Many are checking their emails using their mobile devices, presenting email marketing opportunities.

Marketers use email to send out branded promotions, updates, product information and more to prospective and current customers, and might consider zeroing in on concise strategies. In a world where people prefer reading emails over answering phone calls, emails laden with relevant, custom content may drive consistent streams of revenue for brands.

Smartphones and mobiles for email checking

According to the 2013 Digital Publishing Report released by Adobe, those between 18 and 54 use their smartphone and mobile devices to send and receive email, presenting an opportunity for marketers to reach their audiences while they’re pumping gas, passing time before a doctor’s appointment or waiting in the car for their children to emerge from school. The study revealed that 79 percent of owners use their devices for email related purposes, while 78 percent used them to make calls.

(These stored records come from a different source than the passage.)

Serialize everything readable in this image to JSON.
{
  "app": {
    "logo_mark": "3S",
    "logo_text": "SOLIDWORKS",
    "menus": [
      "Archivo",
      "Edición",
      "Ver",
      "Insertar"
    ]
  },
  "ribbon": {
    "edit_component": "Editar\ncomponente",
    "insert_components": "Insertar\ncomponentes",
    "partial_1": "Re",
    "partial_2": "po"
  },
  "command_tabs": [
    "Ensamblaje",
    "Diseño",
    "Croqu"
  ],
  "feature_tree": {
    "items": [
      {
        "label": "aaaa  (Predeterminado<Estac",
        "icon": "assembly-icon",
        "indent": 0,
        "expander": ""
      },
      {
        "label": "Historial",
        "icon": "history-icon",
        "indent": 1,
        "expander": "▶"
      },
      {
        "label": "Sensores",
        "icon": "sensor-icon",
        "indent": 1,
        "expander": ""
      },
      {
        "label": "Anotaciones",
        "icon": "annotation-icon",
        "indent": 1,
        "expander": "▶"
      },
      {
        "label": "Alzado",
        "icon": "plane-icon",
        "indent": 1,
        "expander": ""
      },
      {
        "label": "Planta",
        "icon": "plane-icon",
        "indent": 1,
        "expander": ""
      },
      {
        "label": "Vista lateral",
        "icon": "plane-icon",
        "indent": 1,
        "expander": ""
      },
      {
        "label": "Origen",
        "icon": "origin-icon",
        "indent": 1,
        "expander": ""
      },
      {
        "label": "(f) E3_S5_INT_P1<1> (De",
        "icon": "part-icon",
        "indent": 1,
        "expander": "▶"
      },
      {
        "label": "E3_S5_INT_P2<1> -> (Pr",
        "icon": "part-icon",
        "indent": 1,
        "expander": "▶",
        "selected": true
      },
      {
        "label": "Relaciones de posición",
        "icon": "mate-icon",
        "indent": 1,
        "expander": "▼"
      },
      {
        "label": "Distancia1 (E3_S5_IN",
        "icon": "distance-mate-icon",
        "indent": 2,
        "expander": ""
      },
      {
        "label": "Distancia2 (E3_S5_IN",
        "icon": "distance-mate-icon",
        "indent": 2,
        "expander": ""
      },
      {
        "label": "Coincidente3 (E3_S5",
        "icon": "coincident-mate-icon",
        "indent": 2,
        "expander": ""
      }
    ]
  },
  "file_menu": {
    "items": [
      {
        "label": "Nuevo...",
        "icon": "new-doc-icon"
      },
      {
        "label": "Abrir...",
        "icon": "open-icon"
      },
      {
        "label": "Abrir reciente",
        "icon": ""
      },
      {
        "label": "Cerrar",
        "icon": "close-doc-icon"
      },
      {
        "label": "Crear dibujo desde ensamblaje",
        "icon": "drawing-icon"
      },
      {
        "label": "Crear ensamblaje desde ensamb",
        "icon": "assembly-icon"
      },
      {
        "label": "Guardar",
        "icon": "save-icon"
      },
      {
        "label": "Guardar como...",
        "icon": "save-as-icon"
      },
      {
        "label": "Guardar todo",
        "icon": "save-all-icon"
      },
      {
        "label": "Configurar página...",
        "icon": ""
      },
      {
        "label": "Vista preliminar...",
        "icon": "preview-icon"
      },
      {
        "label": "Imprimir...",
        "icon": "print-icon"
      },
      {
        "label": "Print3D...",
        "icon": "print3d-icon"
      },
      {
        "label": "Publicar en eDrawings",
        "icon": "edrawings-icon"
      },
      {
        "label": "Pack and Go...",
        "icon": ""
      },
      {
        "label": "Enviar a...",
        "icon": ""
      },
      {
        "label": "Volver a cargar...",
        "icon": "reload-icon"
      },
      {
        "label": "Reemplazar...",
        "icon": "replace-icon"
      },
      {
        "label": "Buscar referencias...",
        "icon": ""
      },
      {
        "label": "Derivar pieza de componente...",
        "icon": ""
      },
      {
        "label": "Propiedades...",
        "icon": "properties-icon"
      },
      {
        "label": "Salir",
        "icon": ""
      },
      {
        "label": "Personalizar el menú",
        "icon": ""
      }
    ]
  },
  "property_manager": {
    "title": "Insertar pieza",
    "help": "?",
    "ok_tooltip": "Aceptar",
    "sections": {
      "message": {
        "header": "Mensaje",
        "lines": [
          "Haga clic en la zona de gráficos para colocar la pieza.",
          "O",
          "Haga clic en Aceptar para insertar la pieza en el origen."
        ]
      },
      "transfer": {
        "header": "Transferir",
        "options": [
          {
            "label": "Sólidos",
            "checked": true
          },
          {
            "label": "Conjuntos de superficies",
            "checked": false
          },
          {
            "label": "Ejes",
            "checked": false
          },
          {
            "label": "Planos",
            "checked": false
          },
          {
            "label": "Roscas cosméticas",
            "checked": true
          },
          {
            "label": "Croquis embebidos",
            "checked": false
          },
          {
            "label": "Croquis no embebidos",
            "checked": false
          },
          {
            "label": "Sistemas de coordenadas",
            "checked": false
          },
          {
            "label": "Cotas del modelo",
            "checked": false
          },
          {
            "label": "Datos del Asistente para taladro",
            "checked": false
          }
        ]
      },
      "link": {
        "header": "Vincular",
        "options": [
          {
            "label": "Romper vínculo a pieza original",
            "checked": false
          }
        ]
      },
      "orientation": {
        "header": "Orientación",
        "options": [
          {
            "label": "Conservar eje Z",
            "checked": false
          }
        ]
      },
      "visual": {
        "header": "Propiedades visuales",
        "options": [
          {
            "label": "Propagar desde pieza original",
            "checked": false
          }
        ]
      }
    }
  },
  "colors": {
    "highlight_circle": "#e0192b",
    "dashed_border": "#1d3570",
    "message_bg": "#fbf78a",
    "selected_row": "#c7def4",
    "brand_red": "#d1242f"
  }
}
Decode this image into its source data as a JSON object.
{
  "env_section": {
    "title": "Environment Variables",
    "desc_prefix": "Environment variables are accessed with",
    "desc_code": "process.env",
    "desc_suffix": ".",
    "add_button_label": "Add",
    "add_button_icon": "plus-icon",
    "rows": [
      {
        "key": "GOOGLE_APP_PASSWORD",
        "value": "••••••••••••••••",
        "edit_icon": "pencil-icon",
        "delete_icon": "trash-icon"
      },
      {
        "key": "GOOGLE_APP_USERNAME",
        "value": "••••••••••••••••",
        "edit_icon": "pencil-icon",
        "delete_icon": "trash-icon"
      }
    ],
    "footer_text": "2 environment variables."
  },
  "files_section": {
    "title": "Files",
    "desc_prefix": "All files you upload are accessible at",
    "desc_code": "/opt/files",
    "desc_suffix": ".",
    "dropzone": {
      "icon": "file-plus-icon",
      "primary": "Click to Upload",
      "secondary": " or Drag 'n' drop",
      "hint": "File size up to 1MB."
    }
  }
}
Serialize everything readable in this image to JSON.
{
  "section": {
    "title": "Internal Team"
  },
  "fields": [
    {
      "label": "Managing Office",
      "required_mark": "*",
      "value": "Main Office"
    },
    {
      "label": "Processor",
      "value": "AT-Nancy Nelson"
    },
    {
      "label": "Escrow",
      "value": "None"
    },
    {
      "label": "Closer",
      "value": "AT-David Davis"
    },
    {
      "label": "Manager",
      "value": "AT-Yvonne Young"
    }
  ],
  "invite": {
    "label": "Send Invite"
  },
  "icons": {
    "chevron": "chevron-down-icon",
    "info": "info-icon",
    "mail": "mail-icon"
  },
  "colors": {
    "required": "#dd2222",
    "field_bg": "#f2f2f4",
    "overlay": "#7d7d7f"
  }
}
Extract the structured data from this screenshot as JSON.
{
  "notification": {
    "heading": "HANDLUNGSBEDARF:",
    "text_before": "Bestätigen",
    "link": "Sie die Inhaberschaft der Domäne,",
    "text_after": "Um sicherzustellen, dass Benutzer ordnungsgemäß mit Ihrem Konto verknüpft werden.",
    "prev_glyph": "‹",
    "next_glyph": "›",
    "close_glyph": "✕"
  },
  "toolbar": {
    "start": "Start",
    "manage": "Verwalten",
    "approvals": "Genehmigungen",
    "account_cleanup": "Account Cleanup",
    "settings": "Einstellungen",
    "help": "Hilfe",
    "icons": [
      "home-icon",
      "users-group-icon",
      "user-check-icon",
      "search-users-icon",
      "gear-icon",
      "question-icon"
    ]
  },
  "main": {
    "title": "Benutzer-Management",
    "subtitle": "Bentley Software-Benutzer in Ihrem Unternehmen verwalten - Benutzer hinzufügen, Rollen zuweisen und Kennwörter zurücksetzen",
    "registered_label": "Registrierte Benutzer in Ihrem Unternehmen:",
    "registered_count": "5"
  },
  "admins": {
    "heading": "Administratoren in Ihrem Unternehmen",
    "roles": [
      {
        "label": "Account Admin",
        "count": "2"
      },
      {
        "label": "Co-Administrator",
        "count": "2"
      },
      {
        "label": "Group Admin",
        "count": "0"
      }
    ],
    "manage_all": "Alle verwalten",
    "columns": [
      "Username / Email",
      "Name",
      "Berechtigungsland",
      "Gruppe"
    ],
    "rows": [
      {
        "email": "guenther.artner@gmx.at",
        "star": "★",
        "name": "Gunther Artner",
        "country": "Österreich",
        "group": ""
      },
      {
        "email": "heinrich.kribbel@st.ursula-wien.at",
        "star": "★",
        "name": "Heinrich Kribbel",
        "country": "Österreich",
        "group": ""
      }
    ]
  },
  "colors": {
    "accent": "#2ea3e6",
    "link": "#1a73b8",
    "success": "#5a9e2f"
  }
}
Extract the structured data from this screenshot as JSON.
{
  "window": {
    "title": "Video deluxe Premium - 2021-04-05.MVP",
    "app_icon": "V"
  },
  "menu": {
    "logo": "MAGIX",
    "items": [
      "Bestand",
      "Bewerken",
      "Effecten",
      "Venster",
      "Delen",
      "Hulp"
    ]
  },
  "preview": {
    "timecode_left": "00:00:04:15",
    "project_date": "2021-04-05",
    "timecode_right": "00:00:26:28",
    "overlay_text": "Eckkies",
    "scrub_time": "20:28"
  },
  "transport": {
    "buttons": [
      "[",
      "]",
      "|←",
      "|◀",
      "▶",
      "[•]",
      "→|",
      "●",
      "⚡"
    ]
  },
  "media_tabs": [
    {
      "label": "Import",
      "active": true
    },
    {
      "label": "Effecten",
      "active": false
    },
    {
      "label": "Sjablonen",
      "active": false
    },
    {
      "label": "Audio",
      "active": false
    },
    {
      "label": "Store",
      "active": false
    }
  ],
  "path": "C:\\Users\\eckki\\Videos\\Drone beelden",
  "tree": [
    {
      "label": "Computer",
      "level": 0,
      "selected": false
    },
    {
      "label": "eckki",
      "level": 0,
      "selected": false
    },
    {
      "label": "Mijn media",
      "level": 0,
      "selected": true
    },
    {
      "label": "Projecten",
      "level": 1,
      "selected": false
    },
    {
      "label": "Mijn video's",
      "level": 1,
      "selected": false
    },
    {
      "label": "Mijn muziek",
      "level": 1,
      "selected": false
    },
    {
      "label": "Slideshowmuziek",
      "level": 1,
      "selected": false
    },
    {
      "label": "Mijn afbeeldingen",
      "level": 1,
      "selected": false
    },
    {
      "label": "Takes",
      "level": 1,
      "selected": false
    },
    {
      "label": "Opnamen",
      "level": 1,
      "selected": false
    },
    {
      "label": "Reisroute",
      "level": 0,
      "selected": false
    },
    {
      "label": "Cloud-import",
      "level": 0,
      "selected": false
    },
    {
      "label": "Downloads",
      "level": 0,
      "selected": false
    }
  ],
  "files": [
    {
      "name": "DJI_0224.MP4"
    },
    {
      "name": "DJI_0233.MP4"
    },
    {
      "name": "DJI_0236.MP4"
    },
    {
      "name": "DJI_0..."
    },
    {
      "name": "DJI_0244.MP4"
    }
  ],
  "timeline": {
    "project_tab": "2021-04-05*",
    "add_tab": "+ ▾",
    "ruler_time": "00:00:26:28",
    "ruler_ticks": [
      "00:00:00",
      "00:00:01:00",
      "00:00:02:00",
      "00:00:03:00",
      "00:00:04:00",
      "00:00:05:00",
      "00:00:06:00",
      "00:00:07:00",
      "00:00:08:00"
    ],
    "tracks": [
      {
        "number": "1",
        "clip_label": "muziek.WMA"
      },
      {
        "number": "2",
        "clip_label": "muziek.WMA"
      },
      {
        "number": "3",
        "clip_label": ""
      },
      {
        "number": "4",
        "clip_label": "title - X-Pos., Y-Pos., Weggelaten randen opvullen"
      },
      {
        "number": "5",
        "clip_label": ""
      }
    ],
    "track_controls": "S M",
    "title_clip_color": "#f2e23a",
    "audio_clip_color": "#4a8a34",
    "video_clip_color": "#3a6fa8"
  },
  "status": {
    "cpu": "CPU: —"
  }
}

72 percent check their emails with smartphones

Adobe surveyed 1,003 individuals, finding that 72 percent of tablet owners use their devices for email, while 79 percent of smartphone owners use it for the same. Not only should email efforts be optimized for mobile viewing, but content should be carefully curated to reach demographics that may check in while they’re on-the-go. Keeping emails short, simple and sweet may be a better strategy than providing lengthy information with loads of links.

Ensure that emails aren’t spammy

Brafton has reported that some branded content can be quickly written off as spam if marketers aren’t careful. Since 70 percent of all complaints about spam are connected to email marketing efforts, it’s best to ensure that content is created carefully by teams that understand target audiences, the state of the industry and what is readable, clickable and likeable.

Emma Siemasko is a former member of Brafton's editorial team. Emma has experience with blogging, travel writing, industry news, SEO and content marketing. She used to live in South Korea, where she mastered the art of using metal chopsticks.